Tchotchkes and plumbing aside, for Dr. Langs, who described himself as a revisionist Freudian with a sparsely furnished office in an office building, “there is only one archetypal unconscious view of a home office. And that is that the home office is totally inappropriate and destructive to the patient. And what about the impact on the therapist’s own family?”

David Tolchinsky, a 45-year-old screenwriter and chair of the Radio, Television and Film department at Northwestern University, has thought a lot about that question. He grew up with an analyst father who saw patients in the family living room. This was closed off by two double doors, and no family member could walk around during sessions or enter or leave the house when patients were doing so. Mr. Tolchinsky admitted it was an oppressive environment, but it was also a boon, he said. One of his screenplays in development, “Reflections on a Teenage Antichrist,” is about a heavy metal loving teenager who slowly begins to believe his psychiatrist father may in fact be the devil. “A lot of the scenes take place in his house, with the teen hero listening at the double doors of his father’s office. O.K., so I don’t think my father was the devil, but he did give me a great gift as a writer, which is the image of those closed double doors.”

More Articles in Home & Garden »

Get 50% Off The New York Times & Free All Digital Access.

Ads by Google

what’s this?

Are Your PSA Levels High?
Thinking about your next decision?
Read about an option that may help.


To find reference information about the words used in this article, double-click on any word, phrase or name. A new window will open with a dictionary definition or encyclopedia entry.

Past Coverage
He Listens. He Cares. He Isn’t Real. (February 28, 2008)

Related Searches

Psychology and Psychologists Add Alert
Furniture Add Alert
Therapy and Rehabilitation Add Alert
Interior Design Add Alert

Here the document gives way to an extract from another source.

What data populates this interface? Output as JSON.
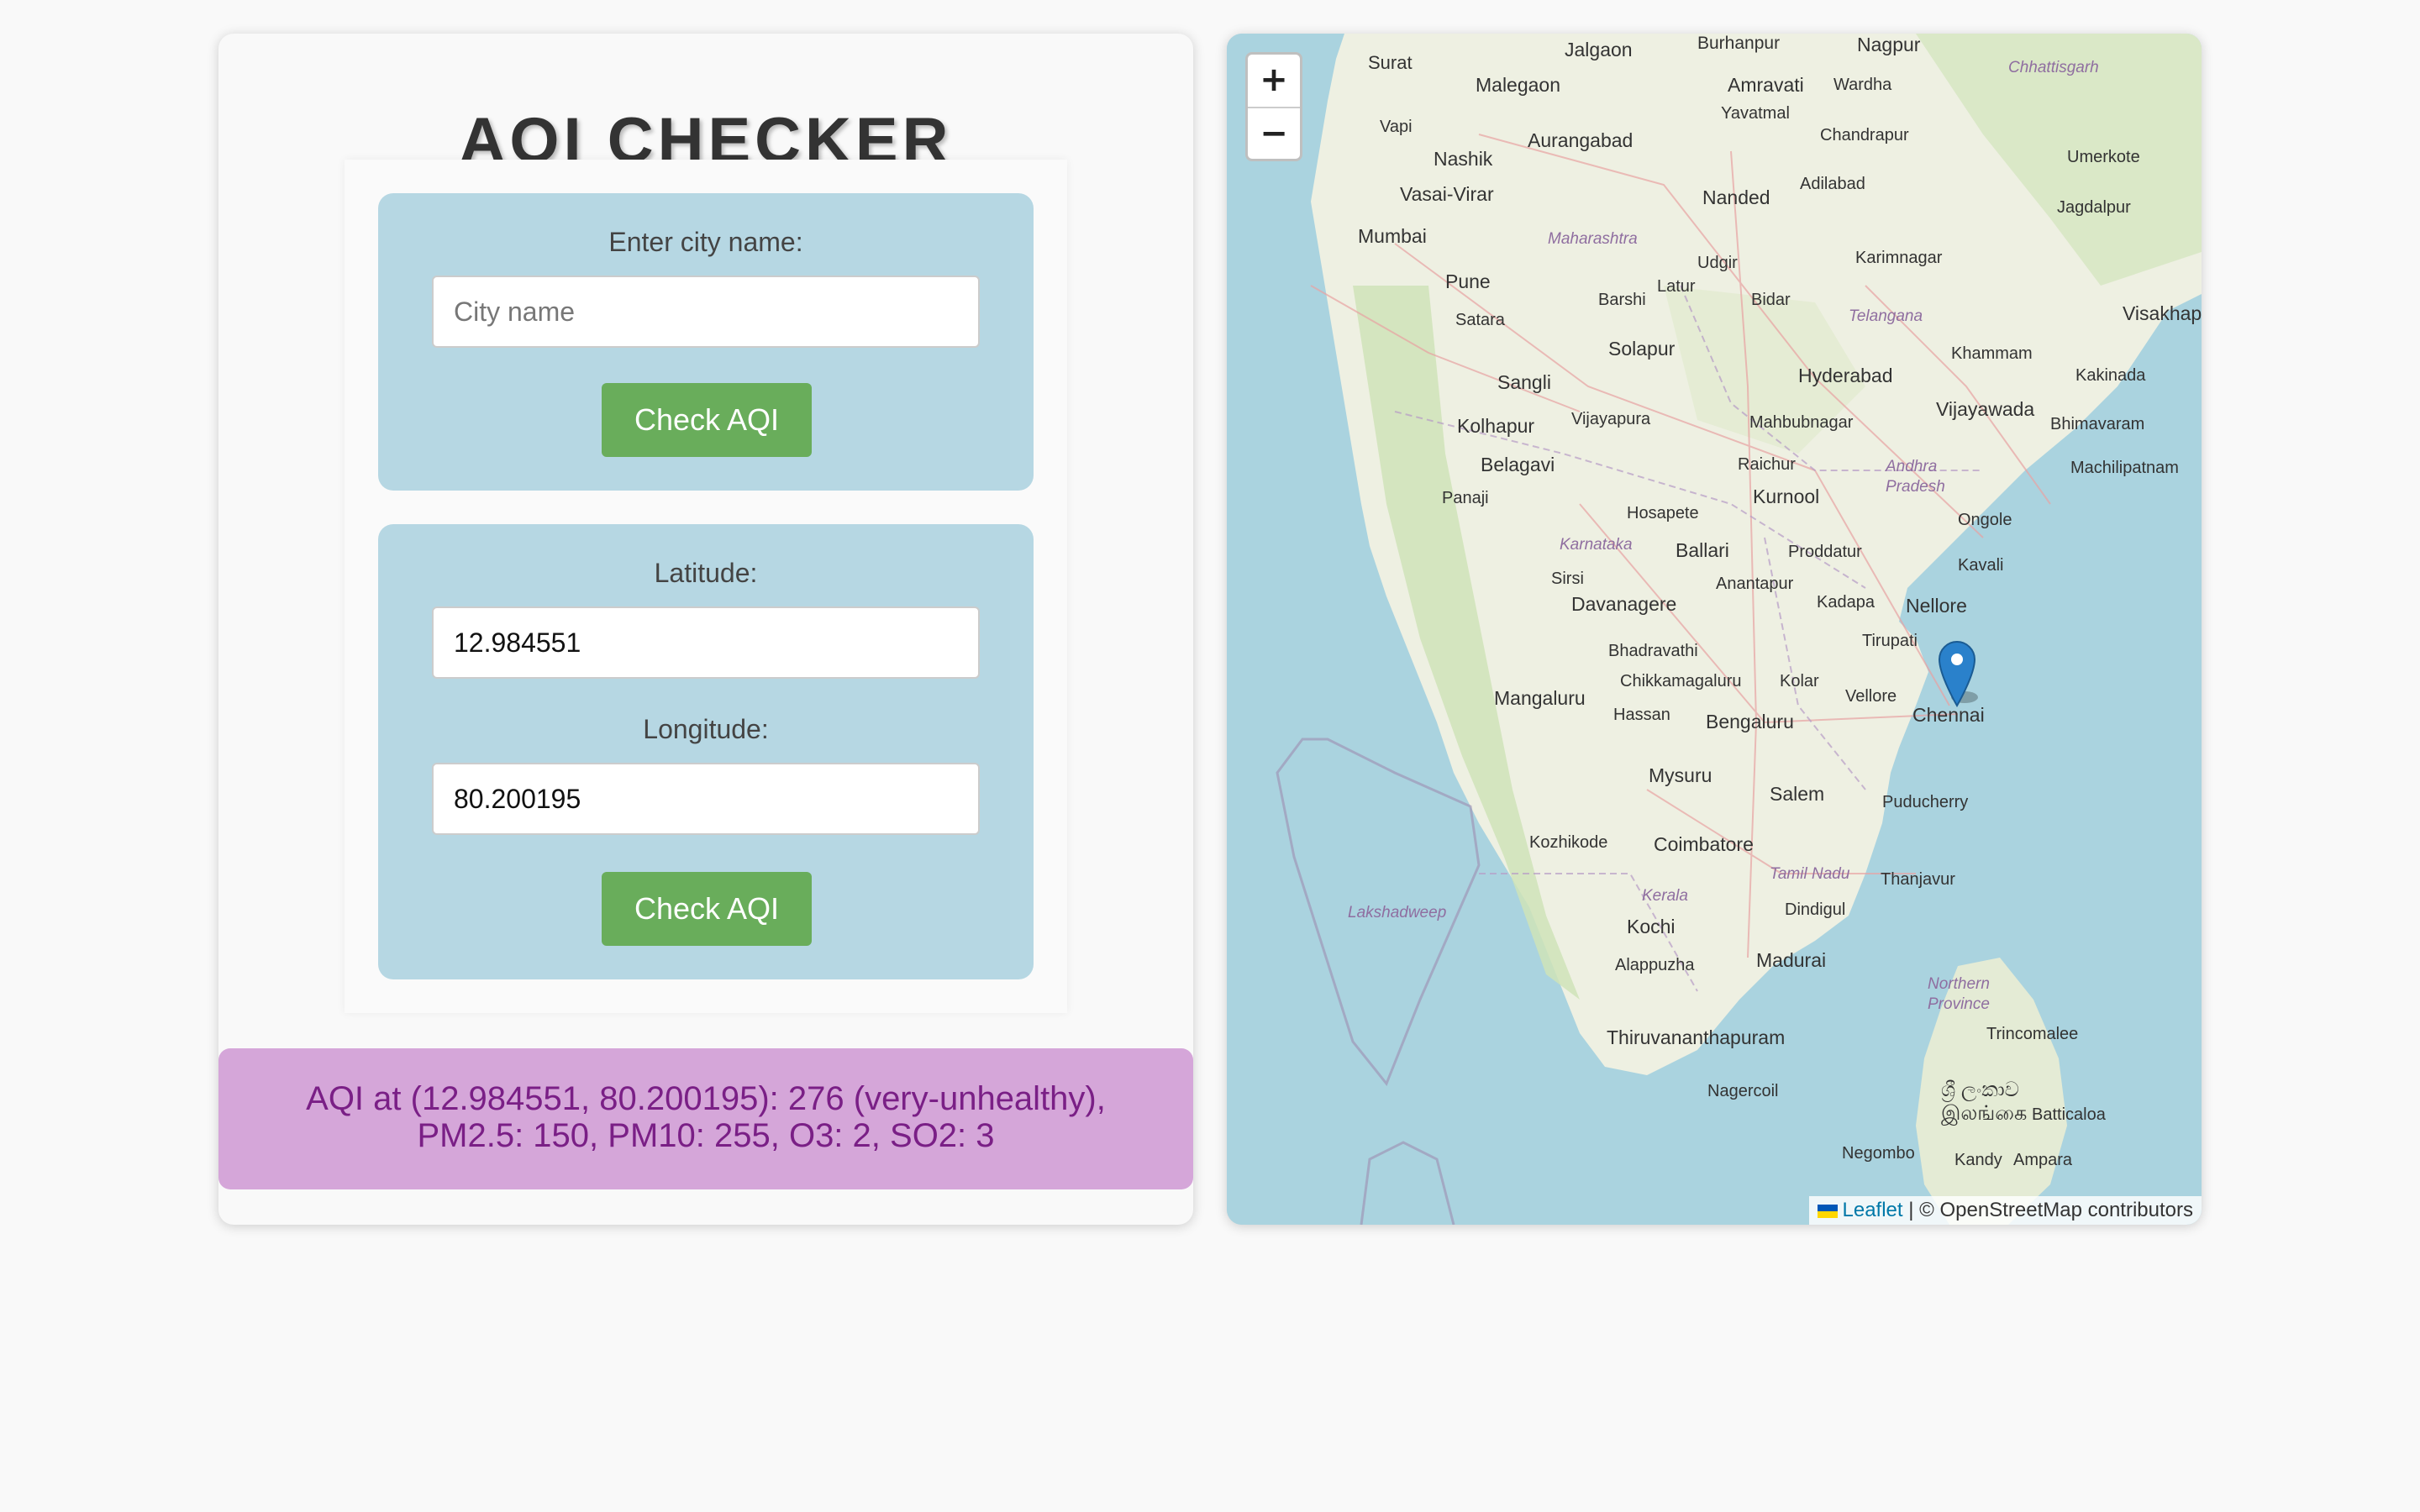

More Articles in Home & Garden »

Advertise on NYTimes.com.



1.Timothy Egan: The Crackpot Caucus
2.Paul Krugman: Galt, Gold and God
3.Family Tree of Languages Has Roots in Anatolia, Biologists Say
4.David Brooks: Ryan’s Biggest Mistake
5.China Confronts Mounting Piles of Unsold Goods
6.Despite Good Intentions, a Fresco in Spain Is Ruined
7.Op-Ed Contributor: Is Private School Not Expensive Enough?
8.Armstrong Drops Fight Against Doping Charges
9.Well: The Widespread Problem of Doctor Burnout
10.Jennifer Finney Boylan: A Freshman All Over Again
Go to Complete List »

Tweet it maybe

Also in Business »
Why does Wall Street always win?
Exploring Mitt Romney’s taxes and tax plan



The Women’s Issue – Enter Now

Ads by Google

what’s this?

Copyright 2008The New York Times Company Privacy Policy

Author: Kate Stewart

Radical Acceptance. Supportive therapy by Kate Stewart.